It is believed that between 130,000 to
170,000 people live as nomads in Djibouti attempting to carve out a living with
their sheep, goats and cattle.
Over the past few years droughts across the
Horn of Africa, where temperatures average ninety degrees and yearly rainfall is
less than five inches, have rendered already poor agricultural land largely
unusable and hundreds of thousands of animals have died through lack of water
In Djibouti most land is held by the government however the nomads claim their
pastures through customary rights. Much of that land is now abandoned as the
nomads search for a better existence in an area that is experiencing the worst
drought and famine condition since the middle of the last century.
Despite efforts by the Combined Joint Task Force - Horn of
Africa (CJTF-HOA) to build wells to help support Djibouti
Nomads, many are being forced to change their way of life simply
to survive.
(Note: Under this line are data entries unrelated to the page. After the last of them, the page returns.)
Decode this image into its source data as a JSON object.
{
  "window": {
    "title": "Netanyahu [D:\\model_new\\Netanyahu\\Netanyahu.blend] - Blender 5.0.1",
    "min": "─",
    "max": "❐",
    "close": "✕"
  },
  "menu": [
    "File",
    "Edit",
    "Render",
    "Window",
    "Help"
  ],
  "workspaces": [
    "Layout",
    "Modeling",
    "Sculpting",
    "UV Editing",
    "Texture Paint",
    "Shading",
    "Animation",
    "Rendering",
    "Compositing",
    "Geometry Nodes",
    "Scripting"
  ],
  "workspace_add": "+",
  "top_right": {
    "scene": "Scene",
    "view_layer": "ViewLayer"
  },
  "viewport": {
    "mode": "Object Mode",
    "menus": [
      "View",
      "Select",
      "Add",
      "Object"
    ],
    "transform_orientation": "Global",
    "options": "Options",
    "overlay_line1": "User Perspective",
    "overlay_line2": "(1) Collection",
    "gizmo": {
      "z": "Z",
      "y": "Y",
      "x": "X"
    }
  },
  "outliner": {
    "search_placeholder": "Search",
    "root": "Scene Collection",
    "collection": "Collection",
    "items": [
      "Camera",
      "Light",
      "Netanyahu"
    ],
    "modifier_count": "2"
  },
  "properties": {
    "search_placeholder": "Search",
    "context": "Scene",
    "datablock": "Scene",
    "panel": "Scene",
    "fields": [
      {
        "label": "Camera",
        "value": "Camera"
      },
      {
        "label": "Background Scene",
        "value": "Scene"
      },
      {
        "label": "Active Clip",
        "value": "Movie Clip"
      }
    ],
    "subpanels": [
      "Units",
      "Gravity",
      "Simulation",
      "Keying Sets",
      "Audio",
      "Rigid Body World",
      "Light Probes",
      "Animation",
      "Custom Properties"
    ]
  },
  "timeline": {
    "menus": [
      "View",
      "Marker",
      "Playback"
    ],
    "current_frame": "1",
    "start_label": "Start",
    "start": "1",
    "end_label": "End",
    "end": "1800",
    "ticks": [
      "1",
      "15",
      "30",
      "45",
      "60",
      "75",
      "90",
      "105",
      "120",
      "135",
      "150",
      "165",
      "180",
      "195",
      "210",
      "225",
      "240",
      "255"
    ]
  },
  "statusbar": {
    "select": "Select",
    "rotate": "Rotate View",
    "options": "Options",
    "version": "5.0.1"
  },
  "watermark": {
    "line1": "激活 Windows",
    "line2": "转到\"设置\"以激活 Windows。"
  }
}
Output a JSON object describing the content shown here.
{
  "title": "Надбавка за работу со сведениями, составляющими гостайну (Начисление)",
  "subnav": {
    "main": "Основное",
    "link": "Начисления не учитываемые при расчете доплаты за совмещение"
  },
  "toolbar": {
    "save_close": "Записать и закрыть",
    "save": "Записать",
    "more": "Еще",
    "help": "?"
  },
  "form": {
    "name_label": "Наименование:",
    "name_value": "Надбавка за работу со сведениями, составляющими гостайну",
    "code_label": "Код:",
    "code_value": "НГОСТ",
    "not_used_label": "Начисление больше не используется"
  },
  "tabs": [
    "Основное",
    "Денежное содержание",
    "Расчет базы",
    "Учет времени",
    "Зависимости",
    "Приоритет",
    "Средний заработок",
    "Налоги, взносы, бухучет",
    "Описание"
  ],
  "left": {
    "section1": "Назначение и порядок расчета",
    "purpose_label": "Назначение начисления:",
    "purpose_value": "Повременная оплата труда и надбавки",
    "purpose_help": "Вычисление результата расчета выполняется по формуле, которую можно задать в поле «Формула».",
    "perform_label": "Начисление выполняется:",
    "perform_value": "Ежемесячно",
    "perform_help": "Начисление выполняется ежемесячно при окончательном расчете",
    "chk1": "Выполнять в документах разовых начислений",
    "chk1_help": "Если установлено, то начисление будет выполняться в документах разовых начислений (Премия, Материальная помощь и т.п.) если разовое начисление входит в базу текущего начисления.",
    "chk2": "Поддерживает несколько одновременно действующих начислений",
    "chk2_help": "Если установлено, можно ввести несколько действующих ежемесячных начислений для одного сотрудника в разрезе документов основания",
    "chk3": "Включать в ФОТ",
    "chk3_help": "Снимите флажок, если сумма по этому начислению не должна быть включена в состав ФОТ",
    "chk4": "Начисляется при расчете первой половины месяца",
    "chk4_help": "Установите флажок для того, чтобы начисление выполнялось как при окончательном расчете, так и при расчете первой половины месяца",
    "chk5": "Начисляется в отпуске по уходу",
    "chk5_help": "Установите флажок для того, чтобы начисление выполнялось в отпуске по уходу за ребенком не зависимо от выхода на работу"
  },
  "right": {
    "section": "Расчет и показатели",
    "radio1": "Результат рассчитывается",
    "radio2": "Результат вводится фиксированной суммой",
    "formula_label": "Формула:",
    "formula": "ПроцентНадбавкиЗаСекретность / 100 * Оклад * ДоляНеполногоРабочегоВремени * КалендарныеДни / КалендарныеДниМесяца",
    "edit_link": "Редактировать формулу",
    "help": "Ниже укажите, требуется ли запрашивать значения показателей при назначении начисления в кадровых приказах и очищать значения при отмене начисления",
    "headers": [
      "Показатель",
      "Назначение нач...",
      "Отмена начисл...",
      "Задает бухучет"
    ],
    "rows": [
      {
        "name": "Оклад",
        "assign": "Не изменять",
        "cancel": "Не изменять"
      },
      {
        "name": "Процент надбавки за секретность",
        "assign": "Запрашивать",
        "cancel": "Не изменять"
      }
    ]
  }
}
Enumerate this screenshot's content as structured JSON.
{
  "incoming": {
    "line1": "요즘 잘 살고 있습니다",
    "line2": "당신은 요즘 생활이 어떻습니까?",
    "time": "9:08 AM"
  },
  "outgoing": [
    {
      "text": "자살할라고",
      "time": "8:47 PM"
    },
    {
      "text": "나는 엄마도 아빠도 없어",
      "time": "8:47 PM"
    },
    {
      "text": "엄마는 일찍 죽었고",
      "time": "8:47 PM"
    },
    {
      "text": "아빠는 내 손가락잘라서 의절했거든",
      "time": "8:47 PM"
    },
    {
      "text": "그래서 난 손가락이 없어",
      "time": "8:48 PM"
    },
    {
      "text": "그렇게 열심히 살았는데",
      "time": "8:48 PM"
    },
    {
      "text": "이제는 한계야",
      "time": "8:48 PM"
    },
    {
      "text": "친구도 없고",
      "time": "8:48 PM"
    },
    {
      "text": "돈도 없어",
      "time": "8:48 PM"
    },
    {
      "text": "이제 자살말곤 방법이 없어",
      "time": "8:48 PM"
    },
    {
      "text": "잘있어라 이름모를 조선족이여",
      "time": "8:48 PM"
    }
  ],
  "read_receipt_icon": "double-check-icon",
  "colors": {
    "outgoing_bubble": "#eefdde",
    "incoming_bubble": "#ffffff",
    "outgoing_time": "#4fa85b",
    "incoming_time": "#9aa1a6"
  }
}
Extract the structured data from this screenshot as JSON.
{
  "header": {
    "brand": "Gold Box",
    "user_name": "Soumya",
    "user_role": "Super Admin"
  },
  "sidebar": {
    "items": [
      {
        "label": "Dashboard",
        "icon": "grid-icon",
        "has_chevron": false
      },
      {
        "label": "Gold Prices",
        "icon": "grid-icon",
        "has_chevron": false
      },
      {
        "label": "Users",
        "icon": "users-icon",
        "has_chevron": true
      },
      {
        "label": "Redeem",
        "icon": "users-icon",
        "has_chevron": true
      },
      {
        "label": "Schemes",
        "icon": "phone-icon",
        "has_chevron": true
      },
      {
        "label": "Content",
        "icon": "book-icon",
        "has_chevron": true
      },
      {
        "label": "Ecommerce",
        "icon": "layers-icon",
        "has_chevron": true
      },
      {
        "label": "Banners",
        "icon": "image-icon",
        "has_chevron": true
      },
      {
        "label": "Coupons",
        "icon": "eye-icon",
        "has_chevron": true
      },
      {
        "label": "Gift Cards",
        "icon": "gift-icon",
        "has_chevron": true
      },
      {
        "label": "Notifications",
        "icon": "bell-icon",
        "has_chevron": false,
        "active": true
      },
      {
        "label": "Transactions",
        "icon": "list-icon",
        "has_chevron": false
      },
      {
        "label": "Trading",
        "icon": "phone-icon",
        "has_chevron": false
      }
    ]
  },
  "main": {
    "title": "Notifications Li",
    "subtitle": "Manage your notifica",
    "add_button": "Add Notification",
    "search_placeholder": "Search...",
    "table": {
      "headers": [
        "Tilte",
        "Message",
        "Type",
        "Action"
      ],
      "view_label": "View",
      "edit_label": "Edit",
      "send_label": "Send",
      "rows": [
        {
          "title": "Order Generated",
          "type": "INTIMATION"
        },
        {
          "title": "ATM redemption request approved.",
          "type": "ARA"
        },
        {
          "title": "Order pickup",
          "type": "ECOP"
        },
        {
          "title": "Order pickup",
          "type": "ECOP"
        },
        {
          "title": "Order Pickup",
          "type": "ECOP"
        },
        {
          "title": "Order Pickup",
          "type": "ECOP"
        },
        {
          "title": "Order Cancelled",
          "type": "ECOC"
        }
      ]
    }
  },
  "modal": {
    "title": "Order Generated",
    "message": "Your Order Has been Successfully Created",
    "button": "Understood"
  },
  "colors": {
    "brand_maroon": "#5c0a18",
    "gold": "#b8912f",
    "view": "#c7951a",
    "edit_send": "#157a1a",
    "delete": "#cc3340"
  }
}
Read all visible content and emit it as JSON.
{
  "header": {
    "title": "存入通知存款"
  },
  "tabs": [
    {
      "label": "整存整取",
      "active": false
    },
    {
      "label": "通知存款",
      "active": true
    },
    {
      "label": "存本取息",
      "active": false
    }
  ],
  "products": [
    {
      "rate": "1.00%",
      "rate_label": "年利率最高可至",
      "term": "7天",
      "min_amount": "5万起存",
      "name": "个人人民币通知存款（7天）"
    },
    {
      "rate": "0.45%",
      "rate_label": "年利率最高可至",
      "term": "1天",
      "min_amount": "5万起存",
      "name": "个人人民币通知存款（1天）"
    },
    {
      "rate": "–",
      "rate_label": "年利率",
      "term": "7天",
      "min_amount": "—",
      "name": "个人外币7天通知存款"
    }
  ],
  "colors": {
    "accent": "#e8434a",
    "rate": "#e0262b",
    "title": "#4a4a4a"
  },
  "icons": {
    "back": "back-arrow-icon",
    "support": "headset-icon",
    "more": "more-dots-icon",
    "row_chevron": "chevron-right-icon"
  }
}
There has been some criticism of the humanitarian
aid offered to those suffering in the Horn of Africa on the
grounds that providing food relief in itself creates new
problems rather than addressing
When food aid is delivered it tends to be
delivered to traditional nomad families who have sought out
'parked' population centres to receive this food, making the
spreading of diseases more widespread.
There are also concerns that the 'flooding'
of the area with foreign foodstuffs is undermining the
development of the local food economy and releasing governments
from making the necessary reforms required to ensure sustainable
communities with an effective food chain.
Additionally many of the Djibouti nomads, by
definition, are inaccessible and there have been reports of
nomads fighting nomads to secure food supplies provided by this
This video documentary explores the lives of
nomads in Djibouti and vividly illustrates the near extinction
of their lifestyle as they set out to literally find greener
pastures; greener pastures that on a daily basis are turning to